## TASK PROMPT
Reproduce the entries word for word but drop every picture.

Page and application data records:
○ ○ ○ ○ ○
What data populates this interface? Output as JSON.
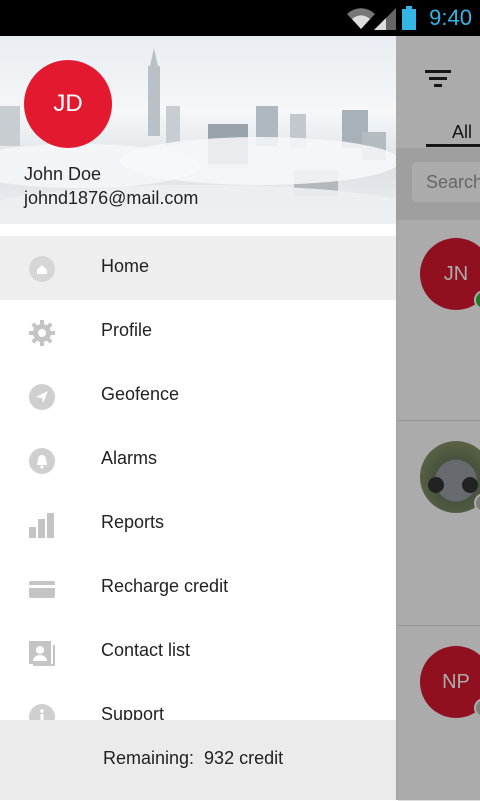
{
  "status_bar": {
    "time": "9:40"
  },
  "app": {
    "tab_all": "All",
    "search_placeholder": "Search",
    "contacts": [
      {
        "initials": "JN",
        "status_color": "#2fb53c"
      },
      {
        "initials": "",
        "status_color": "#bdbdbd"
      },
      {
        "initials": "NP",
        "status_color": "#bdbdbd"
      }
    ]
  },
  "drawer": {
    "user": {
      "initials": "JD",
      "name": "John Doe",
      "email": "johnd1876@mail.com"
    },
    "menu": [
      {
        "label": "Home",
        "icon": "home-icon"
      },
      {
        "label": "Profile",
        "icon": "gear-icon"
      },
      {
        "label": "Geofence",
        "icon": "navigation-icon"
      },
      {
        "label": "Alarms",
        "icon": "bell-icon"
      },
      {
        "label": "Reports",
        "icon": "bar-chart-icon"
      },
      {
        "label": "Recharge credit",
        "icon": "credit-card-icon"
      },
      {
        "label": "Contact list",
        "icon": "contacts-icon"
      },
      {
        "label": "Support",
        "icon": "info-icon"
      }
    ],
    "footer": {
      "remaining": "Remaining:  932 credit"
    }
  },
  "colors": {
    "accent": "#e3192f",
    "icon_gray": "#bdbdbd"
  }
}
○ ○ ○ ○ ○
## EXERCISE SOLUTION
What data populates this interface? Output as JSON.
{
  "status_bar": {
    "time": "9:40"
  },
  "app": {
    "tab_all": "All",
    "search_placeholder": "Search",
    "contacts": [
      {
        "initials": "JN",
        "status_color": "#2fb53c"
      },
      {
        "initials": "",
        "status_color": "#bdbdbd"
      },
      {
        "initials": "NP",
        "status_color": "#bdbdbd"
      }
    ]
  },
  "drawer": {
    "user": {
      "initials": "JD",
      "name": "John Doe",
      "email": "johnd1876@mail.com"
    },
    "menu": [
      {
        "label": "Home",
        "icon": "home-icon"
      },
      {
        "label": "Profile",
        "icon": "gear-icon"
      },
      {
        "label": "Geofence",
        "icon": "navigation-icon"
      },
      {
        "label": "Alarms",
        "icon": "bell-icon"
      },
      {
        "label": "Reports",
        "icon": "bar-chart-icon"
      },
      {
        "label": "Recharge credit",
        "icon": "credit-card-icon"
      },
      {
        "label": "Contact list",
        "icon": "contacts-icon"
      },
      {
        "label": "Support",
        "icon": "info-icon"
      }
    ],
    "footer": {
      "remaining": "Remaining:  932 credit"
    }
  },
  "colors": {
    "accent": "#e3192f",
    "icon_gray": "#bdbdbd"
  }
}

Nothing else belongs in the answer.